And there is this. Not only did the war's unpopularity lay the groundwork for Barack Obama's election, but it's also been a training ground for American troops learning to fight against insurgencies. Lessons that are already proving critical as they shift to the new president's top military concern now: the war in Afghanistan -- Anderson.


COOPER: Tom thanks very much. And a big concern Afghanistan is, indeed.

Next on 360, the strangest "Shot" yet. Something to make you kind of smile before you go to bed. A police interview and the surprise of a police officer's life; you won't believe what is living under that woman's shirt. We'll show you, ahead.


COOPER: Erica, for tonight's "Shot," a first and one of the strangest videos we've seen. Take a look at this. You can't make this stuff up.

A police officer in Ohio interviewing this -- oh, "Dramatic Animal Video" -- I forgot our graphic. There it is.

He's investigating a murder. A police officer interviewing this woman. All of a sudden, out of her shirt pops a baby squirrel.

HILL: Yes.


HILL: It's disturbing on so many levels.

COOPER: She was just carrying around a baby squirrel.

HILL: There we go.


HILL: It's a field day for the squirrel.
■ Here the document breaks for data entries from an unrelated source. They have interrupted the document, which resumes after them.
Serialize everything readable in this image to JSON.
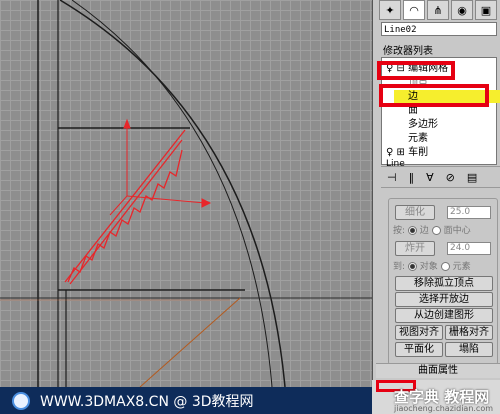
{
  "viewport": {
    "watermark_text": "WWW.3DMAX8.CN @ 3D教程网"
  },
  "panel": {
    "tabs": [
      "arrow-icon",
      "arc-icon",
      "hierarchy-icon",
      "motion-icon",
      "display-icon"
    ],
    "object_name": "Line02",
    "modifier_list_label": "修改器列表",
    "stack": {
      "modifier_1": "编辑网格",
      "sub_1": "顶点",
      "sub_2_selected": "边",
      "sub_3": "面",
      "sub_4": "多边形",
      "sub_5": "元素",
      "modifier_2": "车削",
      "base_object": "Line"
    },
    "tools": [
      "pin-icon",
      "|",
      "show-result-icon",
      "make-unique-icon",
      "remove-icon",
      "configure-icon"
    ],
    "rollout": {
      "weld_label": "细化",
      "weld_value": "25.0",
      "weld_by_label": "按:",
      "weld_opt_edge": "边",
      "weld_opt_face_center": "面中心",
      "explode_label": "炸开",
      "explode_value": "24.0",
      "explode_to_label": "到:",
      "explode_opt_object": "对象",
      "explode_opt_element": "元素",
      "btn_remove_isolated": "移除孤立顶点",
      "btn_select_open_edges": "选择开放边",
      "btn_create_shape": "从边创建图形",
      "btn_view_align": "视图对齐",
      "btn_grid_align": "栅格对齐",
      "btn_make_planar": "平面化",
      "btn_collapse": "塌陷",
      "header_surface": "曲面属性"
    },
    "site_mark": "查字典 教程网",
    "site_url": "jiaocheng.chazidian.com"
  },
  "colors": {
    "highlight_yellow": "#f6ee2d",
    "annotation_red": "#e60012",
    "edge_red": "#e8262a"
  }
}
COOPER: The police officer didn't miss a beat. He was stunned. He kept right on with his questioning. The woman and the squirrel apparently were released. They had nothing to do with the crime.

HILL: Wow.

COOPER: And the sound effect was added. There you go. Why she had...

HILL: This is really...

COOPER: I'm curious to know why she had the squirrel.

HILL: I don't know. I don't have an answer for that, but I would like an answer and also why she decides that that's the best place to carry it.

COOPER: Yes. Well, yes. We'll just leave it at that.

HILL: Probably best.

COOPER: You can see all the most recent "Shots" and the "Beat 360" on our Web site at

Hey, that does it for 360. Thanks for watching.

I'll see you tomorrow night. "LARRY KING" starts now.